Dataset rows describing interfaces
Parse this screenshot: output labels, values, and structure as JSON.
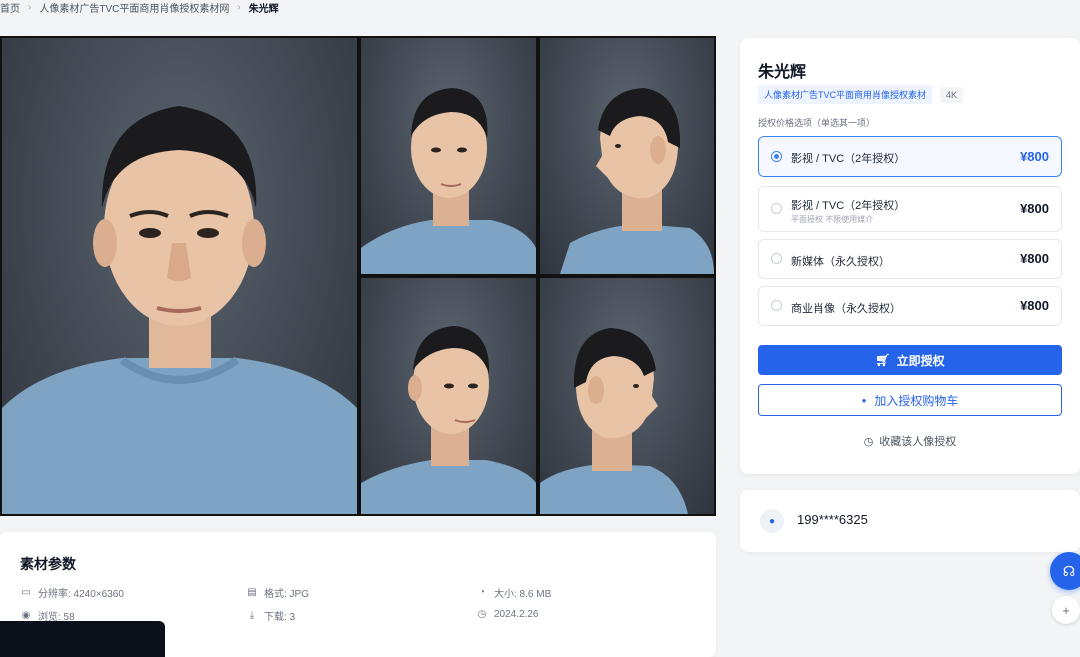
{
  "breadcrumb": {
    "items": [
      "首页",
      "人像素材广告TVC平面商用肖像授权素材网",
      "朱光辉"
    ]
  },
  "gallery": {
    "shirt_color": "#7fa3c2",
    "background_color": "#3f4650"
  },
  "params": {
    "title": "素材参数",
    "items": [
      {
        "icon": "resolution-icon",
        "text": "分辨率: 4240×6360"
      },
      {
        "icon": "format-icon",
        "text": "格式: JPG"
      },
      {
        "icon": "size-icon",
        "text": "大小: 8.6 MB"
      },
      {
        "icon": "views-icon",
        "text": "浏览: 58"
      },
      {
        "icon": "download-icon",
        "text": "下载: 3"
      },
      {
        "icon": "date-icon",
        "text": "2024.2.26"
      }
    ]
  },
  "panel": {
    "name": "朱光辉",
    "tags": [
      "人像素材广告TVC平面商用肖像授权素材",
      "4K"
    ],
    "options_title": "授权价格选项（单选其一项）",
    "options": [
      {
        "label": "影视 / TVC（2年授权）",
        "sub": "",
        "price": "¥800",
        "selected": true
      },
      {
        "label": "影视 / TVC（2年授权）",
        "sub": "平面授权 不限使用媒介",
        "price": "¥800",
        "selected": false
      },
      {
        "label": "新媒体（永久授权）",
        "sub": "",
        "price": "¥800",
        "selected": false
      },
      {
        "label": "商业肖像（永久授权）",
        "sub": "",
        "price": "¥800",
        "selected": false
      }
    ],
    "buy_label": "立即授权",
    "cart_label": "加入授权购物车",
    "favorite_label": "收藏该人像授权"
  },
  "contact": {
    "phone": "199****6325"
  },
  "colors": {
    "accent": "#2563eb",
    "page_bg": "#f3f4f6"
  }
}
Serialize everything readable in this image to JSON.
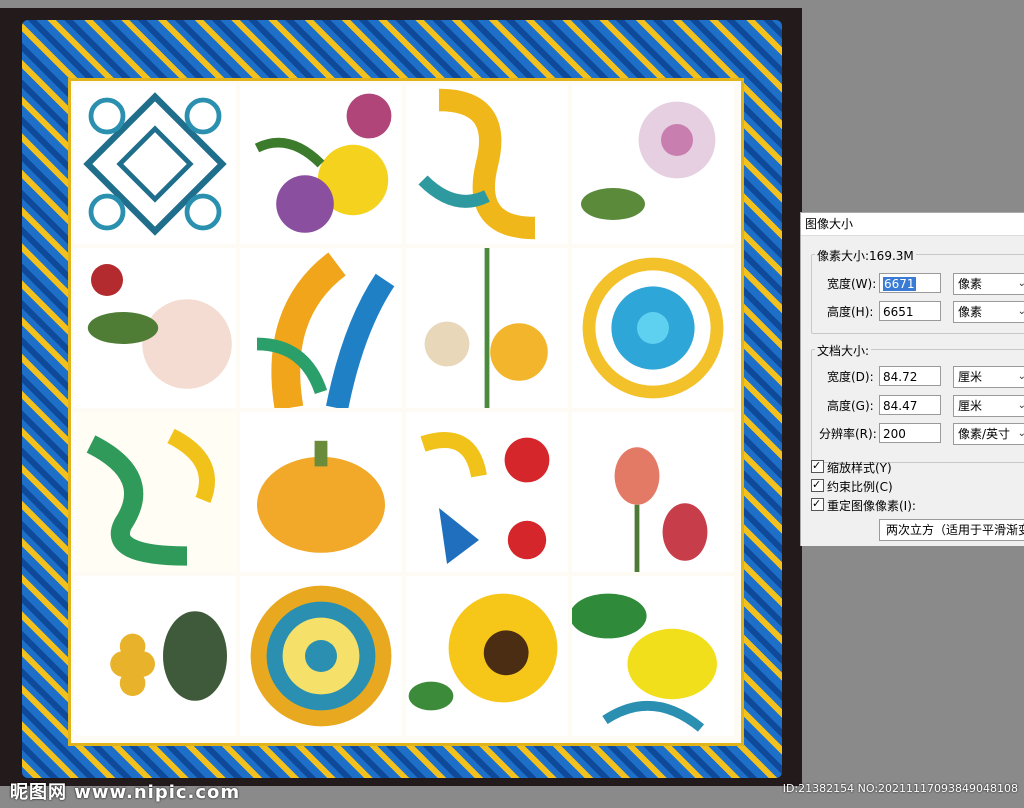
{
  "canvas": {
    "tiles": [
      {
        "name": "tile-lattice",
        "motif": "lattice"
      },
      {
        "name": "tile-flowers-purple",
        "motif": "flowers"
      },
      {
        "name": "tile-yellow-scroll",
        "motif": "scroll"
      },
      {
        "name": "tile-peony-pink",
        "motif": "peony"
      },
      {
        "name": "tile-white-rose",
        "motif": "rose"
      },
      {
        "name": "tile-blue-acanthus",
        "motif": "acanthus"
      },
      {
        "name": "tile-wildflowers",
        "motif": "wildflowers"
      },
      {
        "name": "tile-blue-medallion",
        "motif": "medallion"
      },
      {
        "name": "tile-green-ribbon",
        "motif": "ribbon"
      },
      {
        "name": "tile-pumpkin",
        "motif": "pumpkin"
      },
      {
        "name": "tile-red-blue-folk",
        "motif": "folk"
      },
      {
        "name": "tile-tulips",
        "motif": "tulips"
      },
      {
        "name": "tile-grapes",
        "motif": "grapes"
      },
      {
        "name": "tile-round-mandala",
        "motif": "mandala"
      },
      {
        "name": "tile-sunflower",
        "motif": "sunflower"
      },
      {
        "name": "tile-lemon",
        "motif": "lemon"
      }
    ]
  },
  "watermark": {
    "logo": "昵图网 www.nipic.com",
    "id_text": "ID:21382154 NO:20211117093849048108"
  },
  "dialog": {
    "title": "图像大小",
    "pixel_dimensions": {
      "label": "像素大小:169.3M",
      "width_label": "宽度(W):",
      "width_value": "6671",
      "width_unit": "像素",
      "height_label": "高度(H):",
      "height_value": "6651",
      "height_unit": "像素"
    },
    "document_size": {
      "label": "文档大小:",
      "width_label": "宽度(D):",
      "width_value": "84.72",
      "width_unit": "厘米",
      "height_label": "高度(G):",
      "height_value": "84.47",
      "height_unit": "厘米",
      "resolution_label": "分辨率(R):",
      "resolution_value": "200",
      "resolution_unit": "像素/英寸"
    },
    "checkboxes": {
      "scale_styles": "缩放样式(Y)",
      "constrain": "约束比例(C)",
      "resample": "重定图像像素(I):"
    },
    "resample_method": "两次立方（适用于平滑渐变）"
  },
  "colors": {
    "canvas_bg": "#231a1c",
    "ornament_blue": "#1e6fc8",
    "ornament_gold": "#f2c11e",
    "selection": "#3a7bd5"
  }
}
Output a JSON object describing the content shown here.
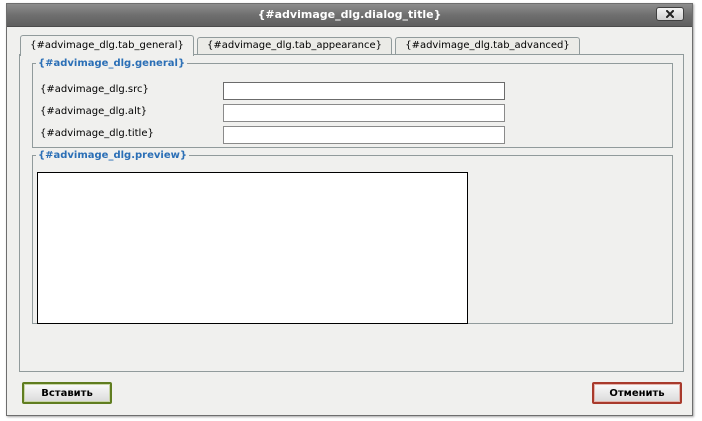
{
  "dialog": {
    "title": "{#advimage_dlg.dialog_title}"
  },
  "tabs": [
    {
      "label": "{#advimage_dlg.tab_general}",
      "active": true
    },
    {
      "label": "{#advimage_dlg.tab_appearance}",
      "active": false
    },
    {
      "label": "{#advimage_dlg.tab_advanced}",
      "active": false
    }
  ],
  "general": {
    "legend": "{#advimage_dlg.general}",
    "fields": [
      {
        "label": "{#advimage_dlg.src}",
        "value": ""
      },
      {
        "label": "{#advimage_dlg.alt}",
        "value": ""
      },
      {
        "label": "{#advimage_dlg.title}",
        "value": ""
      }
    ]
  },
  "preview": {
    "legend": "{#advimage_dlg.preview}"
  },
  "buttons": {
    "insert": "Вставить",
    "cancel": "Отменить"
  },
  "colors": {
    "legend": "#2b6fb6",
    "insert_border": "#607d20",
    "cancel_border": "#a83a2c",
    "titlebar": "#6f6f6f"
  }
}
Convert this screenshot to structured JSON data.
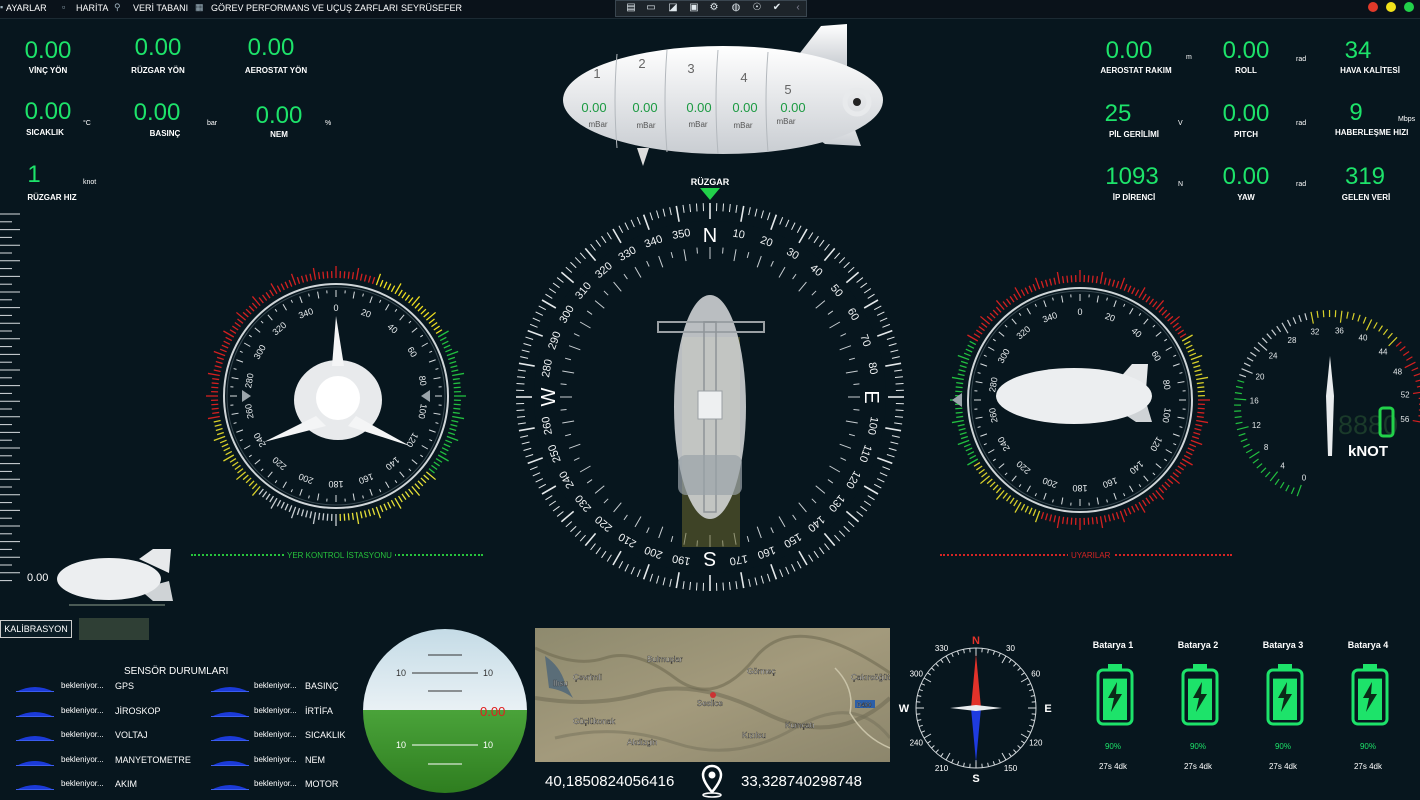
{
  "menu": {
    "items": [
      "AYARLAR",
      "HARİTA",
      "VERİ TABANI",
      "GÖREV PERFORMANS VE UÇUŞ ZARFLARI",
      "SEYRÜSEFER"
    ]
  },
  "toolbar": {
    "icons": [
      "record-icon",
      "camera-icon",
      "comment-icon",
      "window-icon",
      "settings-icon",
      "telemetry-icon",
      "accessibility-icon",
      "check-icon",
      "chevron-left-icon"
    ]
  },
  "status_lights": {
    "colors": [
      "#e23a2a",
      "#f2e21a",
      "#22d14a"
    ]
  },
  "telemetry_left": [
    {
      "value": "0.00",
      "label": "VİNÇ YÖN",
      "unit": ""
    },
    {
      "value": "0.00",
      "label": "RÜZGAR YÖN",
      "unit": ""
    },
    {
      "value": "0.00",
      "label": "AEROSTAT YÖN",
      "unit": ""
    },
    {
      "value": "0.00",
      "label": "SICAKLIK",
      "unit": "°C"
    },
    {
      "value": "0.00",
      "label": "BASINÇ",
      "unit": "bar"
    },
    {
      "value": "0.00",
      "label": "NEM",
      "unit": "%"
    },
    {
      "value": "1",
      "label": "RÜZGAR HIZ",
      "unit": "knot"
    }
  ],
  "telemetry_right": [
    {
      "value": "0.00",
      "label": "AEROSTAT RAKIM",
      "unit": "m"
    },
    {
      "value": "0.00",
      "label": "ROLL",
      "unit": "rad"
    },
    {
      "value": "34",
      "label": "HAVA KALİTESİ",
      "unit": ""
    },
    {
      "value": "25",
      "label": "PİL GERİLİMİ",
      "unit": "V"
    },
    {
      "value": "0.00",
      "label": "PITCH",
      "unit": "rad"
    },
    {
      "value": "9",
      "label": "HABERLEŞME HIZI",
      "unit": "Mbps"
    },
    {
      "value": "1093",
      "label": "İP DİRENCİ",
      "unit": "N"
    },
    {
      "value": "0.00",
      "label": "YAW",
      "unit": "rad"
    },
    {
      "value": "319",
      "label": "GELEN VERİ",
      "unit": ""
    }
  ],
  "ballonets": [
    {
      "num": "1",
      "value": "0.00",
      "unit": "mBar"
    },
    {
      "num": "2",
      "value": "0.00",
      "unit": "mBar"
    },
    {
      "num": "3",
      "value": "0.00",
      "unit": "mBar"
    },
    {
      "num": "4",
      "value": "0.00",
      "unit": "mBar"
    },
    {
      "num": "5",
      "value": "0.00",
      "unit": "mBar"
    }
  ],
  "compass": {
    "wind_label": "RÜZGAR",
    "cardinals": [
      "N",
      "E",
      "S",
      "W"
    ],
    "heading_deg": 0
  },
  "left_gauge": {
    "ticks": [
      "0",
      "20",
      "40",
      "60",
      "80",
      "100",
      "120",
      "140",
      "160",
      "180",
      "200",
      "220",
      "240",
      "260",
      "280",
      "300",
      "320",
      "340"
    ],
    "label": "YER KONTROL İSTASYONU"
  },
  "right_gauge": {
    "ticks": [
      "0",
      "20",
      "40",
      "60",
      "80",
      "100",
      "120",
      "140",
      "160",
      "180",
      "200",
      "220",
      "240",
      "260",
      "280",
      "300",
      "320",
      "340"
    ],
    "label": "UYARILAR"
  },
  "speed_gauge": {
    "ticks": [
      "0",
      "4",
      "8",
      "12",
      "16",
      "20",
      "24",
      "28",
      "32",
      "36",
      "40",
      "44",
      "48",
      "52",
      "56"
    ],
    "digits": "8880",
    "unit": "kNOT"
  },
  "altitude_scale": {
    "value": "0.00"
  },
  "calibration": {
    "label": "KALİBRASYON"
  },
  "sensors": {
    "title": "SENSÖR DURUMLARI",
    "left": [
      {
        "status": "bekleniyor...",
        "name": "GPS"
      },
      {
        "status": "bekleniyor...",
        "name": "JİROSKOP"
      },
      {
        "status": "bekleniyor...",
        "name": "VOLTAJ"
      },
      {
        "status": "bekleniyor...",
        "name": "MANYETOMETRE"
      },
      {
        "status": "bekleniyor...",
        "name": "AKIM"
      }
    ],
    "right": [
      {
        "status": "bekleniyor...",
        "name": "BASINÇ"
      },
      {
        "status": "bekleniyor...",
        "name": "İRTİFA"
      },
      {
        "status": "bekleniyor...",
        "name": "SICAKLIK"
      },
      {
        "status": "bekleniyor...",
        "name": "NEM"
      },
      {
        "status": "bekleniyor...",
        "name": "MOTOR"
      }
    ]
  },
  "horizon": {
    "pitch_labels": [
      "10",
      "10",
      "10",
      "10"
    ],
    "value": "0.00"
  },
  "map": {
    "places": [
      "Bulmuşlar",
      "Görmeç",
      "Çevrimli",
      "Çakırsöğüt",
      "Ilısu",
      "D400",
      "Seslice",
      "Güçlükonak",
      "Kumçatı",
      "Kızılsu",
      "Akdizgin"
    ],
    "lat": "40,1850824056416",
    "lon": "33,328740298748"
  },
  "mini_compass": {
    "ticks": [
      "330",
      "30",
      "60",
      "300",
      "240",
      "120",
      "210",
      "150"
    ],
    "cardinals": [
      "N",
      "E",
      "S",
      "W"
    ]
  },
  "batteries": [
    {
      "title": "Batarya 1",
      "percent": "90%",
      "time": "27s 4dk",
      "level": 0.9
    },
    {
      "title": "Batarya 2",
      "percent": "90%",
      "time": "27s 4dk",
      "level": 0.9
    },
    {
      "title": "Batarya 3",
      "percent": "90%",
      "time": "27s 4dk",
      "level": 0.9
    },
    {
      "title": "Batarya 4",
      "percent": "90%",
      "time": "27s 4dk",
      "level": 0.9
    }
  ]
}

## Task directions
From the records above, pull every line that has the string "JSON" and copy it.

## Your response
Parse this screenshot: output labels, values, and structure as JSON.
Serialize everything readable in this image to JSON.
Output a JSON object describing the content shown here.
Convert this screenshot to structured JSON data.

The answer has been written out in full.